By Glynn Wilson –
MOBILE, Ala. — How can I explain this in a way everyone will understand, including conservative Republicans, liberal Democrats and the national and state press corps?
President Barack Obama is and must be our political Jackie Robinson.
You may recall or have heard that Jack Roosevelt “Jackie” Robinson was the first African American to play in Major League Baseball. He broke the baseball color line when the Brooklyn Dodgers started him at first base on April 15, 1947.
He quietly and with personal character and class endured the barrage of racial insults thrown at him from the stands and even off the field for years, and as a result of that and his great achievements on the field, on his first year of eligibility for the Baseball Hall of Fame in 1962, Robinson was elected on the first ballot, becoming the first black player inducted into the Cooperstown museum.
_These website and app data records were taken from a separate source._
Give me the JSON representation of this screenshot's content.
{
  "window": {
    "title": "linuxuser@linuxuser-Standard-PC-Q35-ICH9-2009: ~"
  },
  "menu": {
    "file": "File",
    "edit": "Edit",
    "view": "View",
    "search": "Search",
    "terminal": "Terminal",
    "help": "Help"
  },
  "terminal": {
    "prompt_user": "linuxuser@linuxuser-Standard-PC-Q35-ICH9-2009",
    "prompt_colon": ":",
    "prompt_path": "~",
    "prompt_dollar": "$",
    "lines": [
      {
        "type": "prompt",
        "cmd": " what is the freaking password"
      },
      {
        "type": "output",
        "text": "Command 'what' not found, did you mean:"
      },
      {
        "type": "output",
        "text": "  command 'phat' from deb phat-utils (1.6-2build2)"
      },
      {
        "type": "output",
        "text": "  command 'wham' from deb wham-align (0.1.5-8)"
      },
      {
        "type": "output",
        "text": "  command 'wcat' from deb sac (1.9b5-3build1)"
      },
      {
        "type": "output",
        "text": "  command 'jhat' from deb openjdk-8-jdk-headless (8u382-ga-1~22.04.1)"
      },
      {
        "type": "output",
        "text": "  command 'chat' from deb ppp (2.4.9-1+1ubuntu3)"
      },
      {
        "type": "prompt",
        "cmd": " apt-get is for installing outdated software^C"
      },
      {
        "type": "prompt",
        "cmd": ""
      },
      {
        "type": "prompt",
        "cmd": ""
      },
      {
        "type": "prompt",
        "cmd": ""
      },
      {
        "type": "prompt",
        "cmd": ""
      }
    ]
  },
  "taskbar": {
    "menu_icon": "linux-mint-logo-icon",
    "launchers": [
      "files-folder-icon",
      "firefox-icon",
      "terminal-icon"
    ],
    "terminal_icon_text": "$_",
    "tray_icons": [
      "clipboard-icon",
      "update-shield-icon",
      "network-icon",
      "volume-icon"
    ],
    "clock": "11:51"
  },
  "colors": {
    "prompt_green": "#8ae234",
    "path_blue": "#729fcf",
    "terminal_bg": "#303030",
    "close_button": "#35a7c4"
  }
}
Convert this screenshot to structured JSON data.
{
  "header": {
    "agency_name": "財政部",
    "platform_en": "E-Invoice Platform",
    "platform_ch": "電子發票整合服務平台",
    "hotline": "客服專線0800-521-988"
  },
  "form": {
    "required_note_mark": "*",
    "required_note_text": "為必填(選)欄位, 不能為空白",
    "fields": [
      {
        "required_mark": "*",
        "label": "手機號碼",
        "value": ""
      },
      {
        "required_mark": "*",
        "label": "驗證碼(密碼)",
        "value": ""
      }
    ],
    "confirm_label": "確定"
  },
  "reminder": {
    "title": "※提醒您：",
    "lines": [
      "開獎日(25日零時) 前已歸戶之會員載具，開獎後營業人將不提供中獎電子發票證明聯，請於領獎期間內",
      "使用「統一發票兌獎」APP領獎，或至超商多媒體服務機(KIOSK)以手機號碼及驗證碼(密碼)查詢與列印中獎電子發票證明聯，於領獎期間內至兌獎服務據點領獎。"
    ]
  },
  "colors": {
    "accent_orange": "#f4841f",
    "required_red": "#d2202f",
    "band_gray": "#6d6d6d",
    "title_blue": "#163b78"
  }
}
Barack Hussein Obama is the first African-American elected to the highest office in the land, President of the United States. As he joked in his 2015 State of the Union Address Tuesday night, he won those two races. Yet he has endured a massive barrage of racial insults as well, if not as blatant as what Robinson faced in the era of widespread, legalized segregation.
Even the national press corps, some of which came to the aid of Dr. Martin Luther King Jr. in Selma during the 1960s, have crapped all over President Obama for the past six years in the interest of pretending to be non-partisan and to profit from that pretension, constantly calling him unpopular even if his public approval rating is twice as high as his predecessor in the White House, George W. Bush, at the end of his eight years in office.
Mr. Obama is a rock star of a politician. He has conducted himself with class in office, doing nothing to stain the presidency and trying everything he could think of to move the country forward both economically and environmentally. The Democrats could not ask for a better spokesman.
Yet many Democrats have joined the tea party in constantly attacking him. I have been spat upon myself in the nation’s capital for supporting him editorially and simply reporting on the policies of his administration without feeling the need to constantly seek out the crazed and yes racist opposition to counter his every word and move.
Would these same Democrats have joined the Ku Klux Klan in calling Jackie Robinson the n-word from the peanut gallery? Did the press go into the stands and quote the hecklers who went after Robinson? I don’t think so. So why do they help try to destroy the reputation of the first African American president by joining the opposition against him?
In his inaugural address in 2009, he said he could not make the necessary changes to bring America back from the Bush Great Recession alone. He said it would take a long time and a lot of hard work by all of us working together.
But by and large, we have not worked together. Many of us have sat on the sidelines and shouted obscenities from the stands instead of rolling up our sleeves and getting the job done. This includes some key members of the national Democratic coalition, especially many union members and environmentalists, who should be on the same political page for good, green jobs and the future of American democracy.
Once again the president has come before Congress and asked for their help and the help of the American people to move the ball forward, not back.
“My fellow Americans, we too are a strong, tight-knit family. We, too, have made it through some hard times,” the president said in concluding his remarks. “Fifteen years into this new century, we have picked ourselves up, dusted ourselves off, and begun again the work of remaking America. We’ve laid a new foundation. A brighter future is ours to write. Let’s begin this new chapter — together — and let’s start the work right now.”
But the backbiting and second guessing has already begun. The president asked the Republicans in Congress to stand up to their political base on the hard right and help him create “a better politics.”
“A better politics is one where we appeal to each other’s basic decency instead of our basest fears. A better politics is one where we debate without demonizing each other; where we talk issues, and values, and principles, and facts, rather than ‘gotcha’ moments, or trivial gaffes, or fake controversies that have nothing to do with people’s daily lives,” the president said. “A better politics is one where we spend less time drowning in dark money for ads that pull us into the gutter, and spend more time lifting young people up, with a sense of purpose and possibility, and asking them to join in the great mission of building America.
“If we’re going to have arguments, let’s have arguments,” Mr. Obama said. “But let’s make them debates worthy of this body and worthy of this country.”
Now that I would like to see.
But no sooner had he shaken all the hands and exited the chamber that the backbiting and second guessing had already begun, fueled by the mainstream American news media’s obsession with appearing to cover both sides of the story -— even if one side is obviously lying through their pretty white teeth on TeeVee.
This Congress has already started out as the worst rated on record. The Republican leadership are the ones who have put a great stain on the American government. They should be ashamed. The interested and active public should protest that — not the man who is trying with all his might to be on their side.
If the Democrats want to prevent a one-party Republican government in 2016, they better stop competing with each other and start cooperating where it matters. Otherwise me may face another eight years of laissez faire government in Washington with Jeb Bush in the White House.
Just saying. Now you can spit.
© 2015, Glynn Wilson. All rights reserved.